● **YOUR OBJECTIVE**
Would you print the data below exactly, leaving out every picture?
■ ■ ■
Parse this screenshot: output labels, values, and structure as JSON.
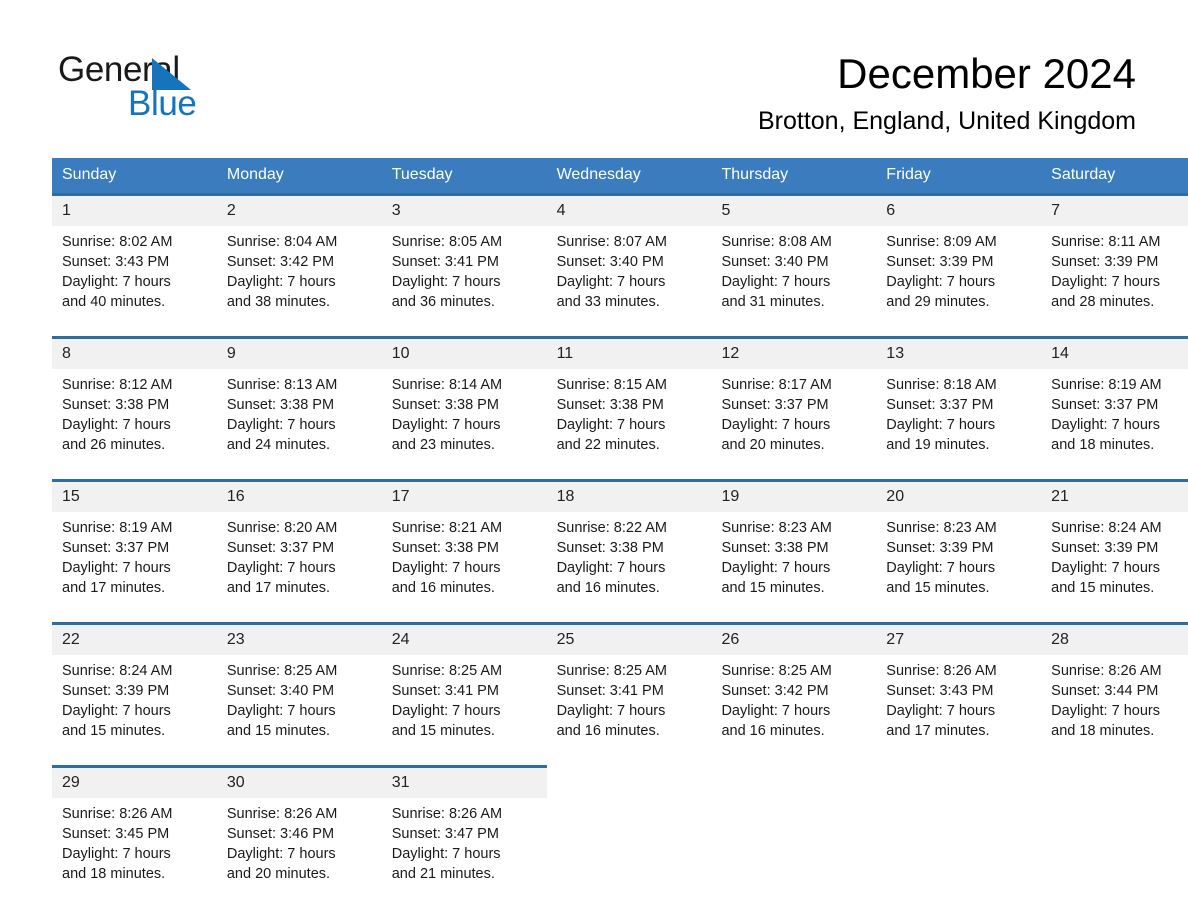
{
  "brand": {
    "name_part1": "General",
    "name_part2": "Blue",
    "triangle_color": "#1574bb"
  },
  "header": {
    "month_title": "December 2024",
    "location": "Brotton, England, United Kingdom"
  },
  "colors": {
    "header_blue": "#3a7cbe",
    "row_border_blue": "#2e6da4",
    "daynum_bg": "#f1f1f1",
    "brand_blue": "#1574bb"
  },
  "calendar": {
    "weekday_headers": [
      "Sunday",
      "Monday",
      "Tuesday",
      "Wednesday",
      "Thursday",
      "Friday",
      "Saturday"
    ],
    "weeks": [
      [
        {
          "day": "1",
          "sunrise": "Sunrise: 8:02 AM",
          "sunset": "Sunset: 3:43 PM",
          "daylight1": "Daylight: 7 hours",
          "daylight2": "and 40 minutes."
        },
        {
          "day": "2",
          "sunrise": "Sunrise: 8:04 AM",
          "sunset": "Sunset: 3:42 PM",
          "daylight1": "Daylight: 7 hours",
          "daylight2": "and 38 minutes."
        },
        {
          "day": "3",
          "sunrise": "Sunrise: 8:05 AM",
          "sunset": "Sunset: 3:41 PM",
          "daylight1": "Daylight: 7 hours",
          "daylight2": "and 36 minutes."
        },
        {
          "day": "4",
          "sunrise": "Sunrise: 8:07 AM",
          "sunset": "Sunset: 3:40 PM",
          "daylight1": "Daylight: 7 hours",
          "daylight2": "and 33 minutes."
        },
        {
          "day": "5",
          "sunrise": "Sunrise: 8:08 AM",
          "sunset": "Sunset: 3:40 PM",
          "daylight1": "Daylight: 7 hours",
          "daylight2": "and 31 minutes."
        },
        {
          "day": "6",
          "sunrise": "Sunrise: 8:09 AM",
          "sunset": "Sunset: 3:39 PM",
          "daylight1": "Daylight: 7 hours",
          "daylight2": "and 29 minutes."
        },
        {
          "day": "7",
          "sunrise": "Sunrise: 8:11 AM",
          "sunset": "Sunset: 3:39 PM",
          "daylight1": "Daylight: 7 hours",
          "daylight2": "and 28 minutes."
        }
      ],
      [
        {
          "day": "8",
          "sunrise": "Sunrise: 8:12 AM",
          "sunset": "Sunset: 3:38 PM",
          "daylight1": "Daylight: 7 hours",
          "daylight2": "and 26 minutes."
        },
        {
          "day": "9",
          "sunrise": "Sunrise: 8:13 AM",
          "sunset": "Sunset: 3:38 PM",
          "daylight1": "Daylight: 7 hours",
          "daylight2": "and 24 minutes."
        },
        {
          "day": "10",
          "sunrise": "Sunrise: 8:14 AM",
          "sunset": "Sunset: 3:38 PM",
          "daylight1": "Daylight: 7 hours",
          "daylight2": "and 23 minutes."
        },
        {
          "day": "11",
          "sunrise": "Sunrise: 8:15 AM",
          "sunset": "Sunset: 3:38 PM",
          "daylight1": "Daylight: 7 hours",
          "daylight2": "and 22 minutes."
        },
        {
          "day": "12",
          "sunrise": "Sunrise: 8:17 AM",
          "sunset": "Sunset: 3:37 PM",
          "daylight1": "Daylight: 7 hours",
          "daylight2": "and 20 minutes."
        },
        {
          "day": "13",
          "sunrise": "Sunrise: 8:18 AM",
          "sunset": "Sunset: 3:37 PM",
          "daylight1": "Daylight: 7 hours",
          "daylight2": "and 19 minutes."
        },
        {
          "day": "14",
          "sunrise": "Sunrise: 8:19 AM",
          "sunset": "Sunset: 3:37 PM",
          "daylight1": "Daylight: 7 hours",
          "daylight2": "and 18 minutes."
        }
      ],
      [
        {
          "day": "15",
          "sunrise": "Sunrise: 8:19 AM",
          "sunset": "Sunset: 3:37 PM",
          "daylight1": "Daylight: 7 hours",
          "daylight2": "and 17 minutes."
        },
        {
          "day": "16",
          "sunrise": "Sunrise: 8:20 AM",
          "sunset": "Sunset: 3:37 PM",
          "daylight1": "Daylight: 7 hours",
          "daylight2": "and 17 minutes."
        },
        {
          "day": "17",
          "sunrise": "Sunrise: 8:21 AM",
          "sunset": "Sunset: 3:38 PM",
          "daylight1": "Daylight: 7 hours",
          "daylight2": "and 16 minutes."
        },
        {
          "day": "18",
          "sunrise": "Sunrise: 8:22 AM",
          "sunset": "Sunset: 3:38 PM",
          "daylight1": "Daylight: 7 hours",
          "daylight2": "and 16 minutes."
        },
        {
          "day": "19",
          "sunrise": "Sunrise: 8:23 AM",
          "sunset": "Sunset: 3:38 PM",
          "daylight1": "Daylight: 7 hours",
          "daylight2": "and 15 minutes."
        },
        {
          "day": "20",
          "sunrise": "Sunrise: 8:23 AM",
          "sunset": "Sunset: 3:39 PM",
          "daylight1": "Daylight: 7 hours",
          "daylight2": "and 15 minutes."
        },
        {
          "day": "21",
          "sunrise": "Sunrise: 8:24 AM",
          "sunset": "Sunset: 3:39 PM",
          "daylight1": "Daylight: 7 hours",
          "daylight2": "and 15 minutes."
        }
      ],
      [
        {
          "day": "22",
          "sunrise": "Sunrise: 8:24 AM",
          "sunset": "Sunset: 3:39 PM",
          "daylight1": "Daylight: 7 hours",
          "daylight2": "and 15 minutes."
        },
        {
          "day": "23",
          "sunrise": "Sunrise: 8:25 AM",
          "sunset": "Sunset: 3:40 PM",
          "daylight1": "Daylight: 7 hours",
          "daylight2": "and 15 minutes."
        },
        {
          "day": "24",
          "sunrise": "Sunrise: 8:25 AM",
          "sunset": "Sunset: 3:41 PM",
          "daylight1": "Daylight: 7 hours",
          "daylight2": "and 15 minutes."
        },
        {
          "day": "25",
          "sunrise": "Sunrise: 8:25 AM",
          "sunset": "Sunset: 3:41 PM",
          "daylight1": "Daylight: 7 hours",
          "daylight2": "and 16 minutes."
        },
        {
          "day": "26",
          "sunrise": "Sunrise: 8:25 AM",
          "sunset": "Sunset: 3:42 PM",
          "daylight1": "Daylight: 7 hours",
          "daylight2": "and 16 minutes."
        },
        {
          "day": "27",
          "sunrise": "Sunrise: 8:26 AM",
          "sunset": "Sunset: 3:43 PM",
          "daylight1": "Daylight: 7 hours",
          "daylight2": "and 17 minutes."
        },
        {
          "day": "28",
          "sunrise": "Sunrise: 8:26 AM",
          "sunset": "Sunset: 3:44 PM",
          "daylight1": "Daylight: 7 hours",
          "daylight2": "and 18 minutes."
        }
      ],
      [
        {
          "day": "29",
          "sunrise": "Sunrise: 8:26 AM",
          "sunset": "Sunset: 3:45 PM",
          "daylight1": "Daylight: 7 hours",
          "daylight2": "and 18 minutes."
        },
        {
          "day": "30",
          "sunrise": "Sunrise: 8:26 AM",
          "sunset": "Sunset: 3:46 PM",
          "daylight1": "Daylight: 7 hours",
          "daylight2": "and 20 minutes."
        },
        {
          "day": "31",
          "sunrise": "Sunrise: 8:26 AM",
          "sunset": "Sunset: 3:47 PM",
          "daylight1": "Daylight: 7 hours",
          "daylight2": "and 21 minutes."
        },
        {
          "day": "",
          "sunrise": "",
          "sunset": "",
          "daylight1": "",
          "daylight2": ""
        },
        {
          "day": "",
          "sunrise": "",
          "sunset": "",
          "daylight1": "",
          "daylight2": ""
        },
        {
          "day": "",
          "sunrise": "",
          "sunset": "",
          "daylight1": "",
          "daylight2": ""
        },
        {
          "day": "",
          "sunrise": "",
          "sunset": "",
          "daylight1": "",
          "daylight2": ""
        }
      ]
    ]
  }
}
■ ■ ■
● **SOLVED EXERCISE**
Parse this screenshot: output labels, values, and structure as JSON.
{
  "brand": {
    "name_part1": "General",
    "name_part2": "Blue",
    "triangle_color": "#1574bb"
  },
  "header": {
    "month_title": "December 2024",
    "location": "Brotton, England, United Kingdom"
  },
  "colors": {
    "header_blue": "#3a7cbe",
    "row_border_blue": "#2e6da4",
    "daynum_bg": "#f1f1f1",
    "brand_blue": "#1574bb"
  },
  "calendar": {
    "weekday_headers": [
      "Sunday",
      "Monday",
      "Tuesday",
      "Wednesday",
      "Thursday",
      "Friday",
      "Saturday"
    ],
    "weeks": [
      [
        {
          "day": "1",
          "sunrise": "Sunrise: 8:02 AM",
          "sunset": "Sunset: 3:43 PM",
          "daylight1": "Daylight: 7 hours",
          "daylight2": "and 40 minutes."
        },
        {
          "day": "2",
          "sunrise": "Sunrise: 8:04 AM",
          "sunset": "Sunset: 3:42 PM",
          "daylight1": "Daylight: 7 hours",
          "daylight2": "and 38 minutes."
        },
        {
          "day": "3",
          "sunrise": "Sunrise: 8:05 AM",
          "sunset": "Sunset: 3:41 PM",
          "daylight1": "Daylight: 7 hours",
          "daylight2": "and 36 minutes."
        },
        {
          "day": "4",
          "sunrise": "Sunrise: 8:07 AM",
          "sunset": "Sunset: 3:40 PM",
          "daylight1": "Daylight: 7 hours",
          "daylight2": "and 33 minutes."
        },
        {
          "day": "5",
          "sunrise": "Sunrise: 8:08 AM",
          "sunset": "Sunset: 3:40 PM",
          "daylight1": "Daylight: 7 hours",
          "daylight2": "and 31 minutes."
        },
        {
          "day": "6",
          "sunrise": "Sunrise: 8:09 AM",
          "sunset": "Sunset: 3:39 PM",
          "daylight1": "Daylight: 7 hours",
          "daylight2": "and 29 minutes."
        },
        {
          "day": "7",
          "sunrise": "Sunrise: 8:11 AM",
          "sunset": "Sunset: 3:39 PM",
          "daylight1": "Daylight: 7 hours",
          "daylight2": "and 28 minutes."
        }
      ],
      [
        {
          "day": "8",
          "sunrise": "Sunrise: 8:12 AM",
          "sunset": "Sunset: 3:38 PM",
          "daylight1": "Daylight: 7 hours",
          "daylight2": "and 26 minutes."
        },
        {
          "day": "9",
          "sunrise": "Sunrise: 8:13 AM",
          "sunset": "Sunset: 3:38 PM",
          "daylight1": "Daylight: 7 hours",
          "daylight2": "and 24 minutes."
        },
        {
          "day": "10",
          "sunrise": "Sunrise: 8:14 AM",
          "sunset": "Sunset: 3:38 PM",
          "daylight1": "Daylight: 7 hours",
          "daylight2": "and 23 minutes."
        },
        {
          "day": "11",
          "sunrise": "Sunrise: 8:15 AM",
          "sunset": "Sunset: 3:38 PM",
          "daylight1": "Daylight: 7 hours",
          "daylight2": "and 22 minutes."
        },
        {
          "day": "12",
          "sunrise": "Sunrise: 8:17 AM",
          "sunset": "Sunset: 3:37 PM",
          "daylight1": "Daylight: 7 hours",
          "daylight2": "and 20 minutes."
        },
        {
          "day": "13",
          "sunrise": "Sunrise: 8:18 AM",
          "sunset": "Sunset: 3:37 PM",
          "daylight1": "Daylight: 7 hours",
          "daylight2": "and 19 minutes."
        },
        {
          "day": "14",
          "sunrise": "Sunrise: 8:19 AM",
          "sunset": "Sunset: 3:37 PM",
          "daylight1": "Daylight: 7 hours",
          "daylight2": "and 18 minutes."
        }
      ],
      [
        {
          "day": "15",
          "sunrise": "Sunrise: 8:19 AM",
          "sunset": "Sunset: 3:37 PM",
          "daylight1": "Daylight: 7 hours",
          "daylight2": "and 17 minutes."
        },
        {
          "day": "16",
          "sunrise": "Sunrise: 8:20 AM",
          "sunset": "Sunset: 3:37 PM",
          "daylight1": "Daylight: 7 hours",
          "daylight2": "and 17 minutes."
        },
        {
          "day": "17",
          "sunrise": "Sunrise: 8:21 AM",
          "sunset": "Sunset: 3:38 PM",
          "daylight1": "Daylight: 7 hours",
          "daylight2": "and 16 minutes."
        },
        {
          "day": "18",
          "sunrise": "Sunrise: 8:22 AM",
          "sunset": "Sunset: 3:38 PM",
          "daylight1": "Daylight: 7 hours",
          "daylight2": "and 16 minutes."
        },
        {
          "day": "19",
          "sunrise": "Sunrise: 8:23 AM",
          "sunset": "Sunset: 3:38 PM",
          "daylight1": "Daylight: 7 hours",
          "daylight2": "and 15 minutes."
        },
        {
          "day": "20",
          "sunrise": "Sunrise: 8:23 AM",
          "sunset": "Sunset: 3:39 PM",
          "daylight1": "Daylight: 7 hours",
          "daylight2": "and 15 minutes."
        },
        {
          "day": "21",
          "sunrise": "Sunrise: 8:24 AM",
          "sunset": "Sunset: 3:39 PM",
          "daylight1": "Daylight: 7 hours",
          "daylight2": "and 15 minutes."
        }
      ],
      [
        {
          "day": "22",
          "sunrise": "Sunrise: 8:24 AM",
          "sunset": "Sunset: 3:39 PM",
          "daylight1": "Daylight: 7 hours",
          "daylight2": "and 15 minutes."
        },
        {
          "day": "23",
          "sunrise": "Sunrise: 8:25 AM",
          "sunset": "Sunset: 3:40 PM",
          "daylight1": "Daylight: 7 hours",
          "daylight2": "and 15 minutes."
        },
        {
          "day": "24",
          "sunrise": "Sunrise: 8:25 AM",
          "sunset": "Sunset: 3:41 PM",
          "daylight1": "Daylight: 7 hours",
          "daylight2": "and 15 minutes."
        },
        {
          "day": "25",
          "sunrise": "Sunrise: 8:25 AM",
          "sunset": "Sunset: 3:41 PM",
          "daylight1": "Daylight: 7 hours",
          "daylight2": "and 16 minutes."
        },
        {
          "day": "26",
          "sunrise": "Sunrise: 8:25 AM",
          "sunset": "Sunset: 3:42 PM",
          "daylight1": "Daylight: 7 hours",
          "daylight2": "and 16 minutes."
        },
        {
          "day": "27",
          "sunrise": "Sunrise: 8:26 AM",
          "sunset": "Sunset: 3:43 PM",
          "daylight1": "Daylight: 7 hours",
          "daylight2": "and 17 minutes."
        },
        {
          "day": "28",
          "sunrise": "Sunrise: 8:26 AM",
          "sunset": "Sunset: 3:44 PM",
          "daylight1": "Daylight: 7 hours",
          "daylight2": "and 18 minutes."
        }
      ],
      [
        {
          "day": "29",
          "sunrise": "Sunrise: 8:26 AM",
          "sunset": "Sunset: 3:45 PM",
          "daylight1": "Daylight: 7 hours",
          "daylight2": "and 18 minutes."
        },
        {
          "day": "30",
          "sunrise": "Sunrise: 8:26 AM",
          "sunset": "Sunset: 3:46 PM",
          "daylight1": "Daylight: 7 hours",
          "daylight2": "and 20 minutes."
        },
        {
          "day": "31",
          "sunrise": "Sunrise: 8:26 AM",
          "sunset": "Sunset: 3:47 PM",
          "daylight1": "Daylight: 7 hours",
          "daylight2": "and 21 minutes."
        },
        {
          "day": "",
          "sunrise": "",
          "sunset": "",
          "daylight1": "",
          "daylight2": ""
        },
        {
          "day": "",
          "sunrise": "",
          "sunset": "",
          "daylight1": "",
          "daylight2": ""
        },
        {
          "day": "",
          "sunrise": "",
          "sunset": "",
          "daylight1": "",
          "daylight2": ""
        },
        {
          "day": "",
          "sunrise": "",
          "sunset": "",
          "daylight1": "",
          "daylight2": ""
        }
      ]
    ]
  }
}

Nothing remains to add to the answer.